> PROBLEM TO WORK ON
Search each line below for the word "lead" and list those that contain it.

> SUPPLIED MATERIAL

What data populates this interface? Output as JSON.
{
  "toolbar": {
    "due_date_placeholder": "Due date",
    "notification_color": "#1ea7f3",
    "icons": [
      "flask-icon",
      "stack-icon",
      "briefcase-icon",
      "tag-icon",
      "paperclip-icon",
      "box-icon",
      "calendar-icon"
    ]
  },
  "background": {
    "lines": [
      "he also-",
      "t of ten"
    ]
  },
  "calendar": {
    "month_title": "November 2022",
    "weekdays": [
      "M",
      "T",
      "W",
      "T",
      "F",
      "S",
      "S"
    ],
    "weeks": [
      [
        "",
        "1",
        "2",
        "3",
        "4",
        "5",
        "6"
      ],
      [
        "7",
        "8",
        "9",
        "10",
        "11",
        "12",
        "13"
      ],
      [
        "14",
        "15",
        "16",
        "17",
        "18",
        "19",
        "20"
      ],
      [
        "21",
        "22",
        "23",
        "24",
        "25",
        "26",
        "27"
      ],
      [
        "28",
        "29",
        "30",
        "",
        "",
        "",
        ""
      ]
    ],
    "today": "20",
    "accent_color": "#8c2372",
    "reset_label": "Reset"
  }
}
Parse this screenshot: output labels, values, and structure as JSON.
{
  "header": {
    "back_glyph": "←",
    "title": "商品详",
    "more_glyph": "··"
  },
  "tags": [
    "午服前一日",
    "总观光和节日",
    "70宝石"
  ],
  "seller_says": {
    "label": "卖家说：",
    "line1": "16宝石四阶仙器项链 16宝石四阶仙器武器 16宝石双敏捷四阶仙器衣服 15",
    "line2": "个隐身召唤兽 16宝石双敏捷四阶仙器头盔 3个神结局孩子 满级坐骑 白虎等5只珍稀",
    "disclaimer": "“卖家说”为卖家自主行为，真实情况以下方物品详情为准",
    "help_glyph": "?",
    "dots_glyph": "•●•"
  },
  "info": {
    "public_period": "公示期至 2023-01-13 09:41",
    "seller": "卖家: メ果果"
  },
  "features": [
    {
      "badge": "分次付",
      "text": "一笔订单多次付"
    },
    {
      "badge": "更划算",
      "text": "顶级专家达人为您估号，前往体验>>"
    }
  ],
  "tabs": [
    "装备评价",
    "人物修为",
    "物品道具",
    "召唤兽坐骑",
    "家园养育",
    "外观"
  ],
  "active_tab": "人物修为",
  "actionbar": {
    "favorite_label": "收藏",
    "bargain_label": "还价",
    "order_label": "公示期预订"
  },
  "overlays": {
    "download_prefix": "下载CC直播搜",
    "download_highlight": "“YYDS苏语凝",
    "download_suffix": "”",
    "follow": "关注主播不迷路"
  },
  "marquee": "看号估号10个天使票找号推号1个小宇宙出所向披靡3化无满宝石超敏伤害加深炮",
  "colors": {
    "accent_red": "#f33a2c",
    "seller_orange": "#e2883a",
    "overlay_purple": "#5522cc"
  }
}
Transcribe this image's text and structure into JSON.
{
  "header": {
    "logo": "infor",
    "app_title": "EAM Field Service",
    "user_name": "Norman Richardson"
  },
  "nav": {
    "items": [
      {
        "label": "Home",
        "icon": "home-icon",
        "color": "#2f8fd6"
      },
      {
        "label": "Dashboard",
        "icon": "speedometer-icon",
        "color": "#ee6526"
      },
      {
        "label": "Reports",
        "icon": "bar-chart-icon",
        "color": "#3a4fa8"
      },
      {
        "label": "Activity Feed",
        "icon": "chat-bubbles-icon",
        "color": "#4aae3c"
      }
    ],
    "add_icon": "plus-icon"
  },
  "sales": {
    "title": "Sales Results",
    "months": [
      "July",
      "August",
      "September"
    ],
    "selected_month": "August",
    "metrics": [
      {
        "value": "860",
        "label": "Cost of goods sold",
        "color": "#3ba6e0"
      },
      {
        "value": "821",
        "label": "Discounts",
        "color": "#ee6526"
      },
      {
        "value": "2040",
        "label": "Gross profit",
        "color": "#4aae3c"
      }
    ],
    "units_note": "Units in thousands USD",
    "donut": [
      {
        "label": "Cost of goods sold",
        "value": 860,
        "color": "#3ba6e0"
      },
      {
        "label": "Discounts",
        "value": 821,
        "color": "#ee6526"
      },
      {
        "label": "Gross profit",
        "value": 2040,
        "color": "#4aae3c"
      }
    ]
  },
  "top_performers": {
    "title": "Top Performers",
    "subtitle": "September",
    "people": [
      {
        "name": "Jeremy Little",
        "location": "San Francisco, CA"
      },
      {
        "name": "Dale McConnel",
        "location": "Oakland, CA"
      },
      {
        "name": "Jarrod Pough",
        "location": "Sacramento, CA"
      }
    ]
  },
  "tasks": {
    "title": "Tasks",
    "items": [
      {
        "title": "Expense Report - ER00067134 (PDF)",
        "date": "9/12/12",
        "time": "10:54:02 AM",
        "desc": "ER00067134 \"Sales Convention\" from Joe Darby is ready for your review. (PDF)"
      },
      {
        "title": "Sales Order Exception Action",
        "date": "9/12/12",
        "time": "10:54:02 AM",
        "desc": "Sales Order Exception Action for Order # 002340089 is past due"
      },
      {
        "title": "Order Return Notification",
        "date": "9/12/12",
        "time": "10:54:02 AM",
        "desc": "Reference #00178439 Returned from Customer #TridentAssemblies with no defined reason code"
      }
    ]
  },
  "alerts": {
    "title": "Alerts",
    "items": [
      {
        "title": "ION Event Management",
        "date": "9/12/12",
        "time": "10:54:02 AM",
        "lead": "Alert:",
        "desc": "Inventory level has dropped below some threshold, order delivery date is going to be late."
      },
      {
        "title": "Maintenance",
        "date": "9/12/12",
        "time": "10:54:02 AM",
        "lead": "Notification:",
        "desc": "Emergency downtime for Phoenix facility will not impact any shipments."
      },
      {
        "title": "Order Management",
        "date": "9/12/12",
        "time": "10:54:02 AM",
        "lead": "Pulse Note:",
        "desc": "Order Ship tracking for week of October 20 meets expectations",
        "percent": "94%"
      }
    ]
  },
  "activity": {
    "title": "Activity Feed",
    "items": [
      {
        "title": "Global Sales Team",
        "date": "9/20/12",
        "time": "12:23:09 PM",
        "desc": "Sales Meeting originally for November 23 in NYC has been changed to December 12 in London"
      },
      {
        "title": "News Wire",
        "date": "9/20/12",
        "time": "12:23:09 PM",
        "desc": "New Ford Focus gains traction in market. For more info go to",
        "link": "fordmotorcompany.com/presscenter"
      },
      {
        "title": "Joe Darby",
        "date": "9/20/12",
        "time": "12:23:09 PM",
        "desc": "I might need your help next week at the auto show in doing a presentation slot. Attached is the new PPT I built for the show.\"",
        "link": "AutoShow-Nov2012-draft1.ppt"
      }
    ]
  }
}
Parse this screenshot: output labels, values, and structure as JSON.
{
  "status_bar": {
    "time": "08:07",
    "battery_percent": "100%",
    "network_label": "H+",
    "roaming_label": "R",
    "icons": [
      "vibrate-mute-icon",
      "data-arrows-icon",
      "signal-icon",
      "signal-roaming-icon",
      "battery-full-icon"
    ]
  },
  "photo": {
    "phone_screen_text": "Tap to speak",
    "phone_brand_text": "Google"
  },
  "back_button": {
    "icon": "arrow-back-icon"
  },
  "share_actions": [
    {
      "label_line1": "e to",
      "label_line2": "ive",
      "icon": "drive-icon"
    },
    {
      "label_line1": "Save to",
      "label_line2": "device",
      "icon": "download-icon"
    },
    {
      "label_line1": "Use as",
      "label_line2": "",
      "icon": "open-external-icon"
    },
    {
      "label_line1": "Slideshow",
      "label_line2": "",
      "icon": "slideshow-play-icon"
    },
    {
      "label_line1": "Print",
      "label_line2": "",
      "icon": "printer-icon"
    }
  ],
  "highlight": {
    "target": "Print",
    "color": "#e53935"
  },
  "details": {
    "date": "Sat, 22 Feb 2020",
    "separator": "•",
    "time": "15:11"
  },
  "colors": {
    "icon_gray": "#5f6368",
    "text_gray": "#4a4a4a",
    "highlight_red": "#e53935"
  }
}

> YOUR SOLUTION
        "lead": "Alert:",
        "lead": "Notification:",
        "lead": "Pulse Note:",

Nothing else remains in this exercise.